Includes central and local governments’ transfers to general budget from various funds, carry-over.

Includes adjustments for local government balance carried forward, redemption of local government bonds prior to 2014 and government bond issued under government managed funds.

Including only revenues/expenditures for the year, and excluding transfers to general budget and carry over.

Includes carry over counted as revenue, adjustments to local government spending, proceeding from issuing special purpose bonds, and net expenditure financed by land sales estimated by subtracting the acquisition cost, compensation to farmers, and land development from the gross land sale proceeds.

The overall net lending/borrowing includes net land sale proceeds as a decrease in nonfinancial assets recorded above the line.

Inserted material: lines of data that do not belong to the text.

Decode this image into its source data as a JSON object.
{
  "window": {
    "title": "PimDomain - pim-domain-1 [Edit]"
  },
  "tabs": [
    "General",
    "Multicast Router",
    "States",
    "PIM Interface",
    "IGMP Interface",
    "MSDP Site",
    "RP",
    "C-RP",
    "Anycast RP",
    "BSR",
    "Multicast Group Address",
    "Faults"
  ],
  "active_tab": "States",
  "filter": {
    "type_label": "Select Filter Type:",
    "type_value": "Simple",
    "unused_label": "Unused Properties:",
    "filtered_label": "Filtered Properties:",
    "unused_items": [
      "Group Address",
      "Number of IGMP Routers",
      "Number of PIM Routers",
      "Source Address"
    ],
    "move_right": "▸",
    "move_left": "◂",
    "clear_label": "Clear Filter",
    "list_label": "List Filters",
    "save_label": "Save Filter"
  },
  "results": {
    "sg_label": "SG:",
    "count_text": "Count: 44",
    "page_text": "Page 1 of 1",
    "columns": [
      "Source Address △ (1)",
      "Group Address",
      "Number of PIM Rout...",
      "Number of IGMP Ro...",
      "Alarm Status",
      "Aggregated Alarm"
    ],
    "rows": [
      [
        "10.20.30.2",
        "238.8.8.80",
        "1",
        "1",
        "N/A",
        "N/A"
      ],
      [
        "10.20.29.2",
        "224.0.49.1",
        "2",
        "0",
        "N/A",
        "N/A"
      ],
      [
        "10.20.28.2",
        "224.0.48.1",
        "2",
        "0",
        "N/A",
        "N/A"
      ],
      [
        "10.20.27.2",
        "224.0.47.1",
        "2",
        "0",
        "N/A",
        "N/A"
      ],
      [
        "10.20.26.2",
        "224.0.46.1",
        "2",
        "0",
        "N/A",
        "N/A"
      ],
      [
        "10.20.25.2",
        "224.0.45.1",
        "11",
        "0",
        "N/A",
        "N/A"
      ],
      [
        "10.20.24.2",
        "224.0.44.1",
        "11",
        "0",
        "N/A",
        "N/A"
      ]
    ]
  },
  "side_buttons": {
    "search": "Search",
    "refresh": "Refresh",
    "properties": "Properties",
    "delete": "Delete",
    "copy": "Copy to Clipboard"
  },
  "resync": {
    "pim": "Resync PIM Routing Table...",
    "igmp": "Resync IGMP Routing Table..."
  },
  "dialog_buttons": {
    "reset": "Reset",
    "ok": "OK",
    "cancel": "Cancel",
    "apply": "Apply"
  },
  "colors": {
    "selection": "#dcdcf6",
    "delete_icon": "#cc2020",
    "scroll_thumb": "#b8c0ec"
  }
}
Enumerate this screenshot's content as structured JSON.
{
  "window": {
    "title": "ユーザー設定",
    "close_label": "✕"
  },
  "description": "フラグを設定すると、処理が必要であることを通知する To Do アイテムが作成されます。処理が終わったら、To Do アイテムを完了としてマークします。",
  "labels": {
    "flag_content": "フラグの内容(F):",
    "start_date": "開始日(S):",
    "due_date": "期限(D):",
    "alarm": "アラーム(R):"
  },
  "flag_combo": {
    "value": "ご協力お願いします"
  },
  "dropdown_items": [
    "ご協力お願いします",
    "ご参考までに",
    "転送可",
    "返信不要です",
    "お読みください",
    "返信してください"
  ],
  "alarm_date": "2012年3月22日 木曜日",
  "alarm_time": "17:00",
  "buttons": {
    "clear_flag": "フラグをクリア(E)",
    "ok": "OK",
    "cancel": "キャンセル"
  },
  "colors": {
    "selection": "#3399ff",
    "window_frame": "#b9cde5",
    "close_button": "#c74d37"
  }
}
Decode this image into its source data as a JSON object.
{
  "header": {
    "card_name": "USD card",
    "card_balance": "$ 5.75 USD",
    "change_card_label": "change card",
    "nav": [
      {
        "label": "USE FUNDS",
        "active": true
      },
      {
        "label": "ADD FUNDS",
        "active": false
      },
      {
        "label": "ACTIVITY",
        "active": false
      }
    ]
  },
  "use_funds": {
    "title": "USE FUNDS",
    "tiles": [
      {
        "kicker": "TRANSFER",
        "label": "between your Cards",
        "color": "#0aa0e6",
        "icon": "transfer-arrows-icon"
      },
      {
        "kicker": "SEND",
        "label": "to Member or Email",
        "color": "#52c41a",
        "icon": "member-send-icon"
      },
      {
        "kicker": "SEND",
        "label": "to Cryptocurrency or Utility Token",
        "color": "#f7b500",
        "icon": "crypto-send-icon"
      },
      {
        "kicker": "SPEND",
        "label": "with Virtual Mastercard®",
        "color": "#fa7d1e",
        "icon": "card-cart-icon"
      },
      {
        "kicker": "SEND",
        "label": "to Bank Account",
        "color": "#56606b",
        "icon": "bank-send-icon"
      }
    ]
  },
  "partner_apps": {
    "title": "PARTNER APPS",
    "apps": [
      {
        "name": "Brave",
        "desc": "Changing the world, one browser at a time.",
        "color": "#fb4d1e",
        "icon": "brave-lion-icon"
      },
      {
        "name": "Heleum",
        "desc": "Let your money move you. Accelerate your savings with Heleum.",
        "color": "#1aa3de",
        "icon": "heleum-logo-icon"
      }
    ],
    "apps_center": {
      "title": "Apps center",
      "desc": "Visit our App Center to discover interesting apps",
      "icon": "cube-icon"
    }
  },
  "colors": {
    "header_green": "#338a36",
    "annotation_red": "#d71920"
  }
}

Ministry of Finance debt only, excludes bonds issued for bank recapitalization and asset management companies.

Includes local government bonds and explicit debt.

10% of government contingent debt in 2014. Contingent debt in 2014 is estimated using LGFV total debt minus explicit LG debt of 15.4 Tr. Thereafter, 2/3 of new contingent debt are assumed likely to be recognized as general government

Total social capital constribution to SCF and GGFs.

Includes only 2/3 of LGFV debt, being categoried as government explicit debt according to NAO report (2013), and excludes the rest 1/3, being categorized as government guaranteed debt or “possible to be recognized” debt.

GDP in this table refers to expenditure side nominal GDP.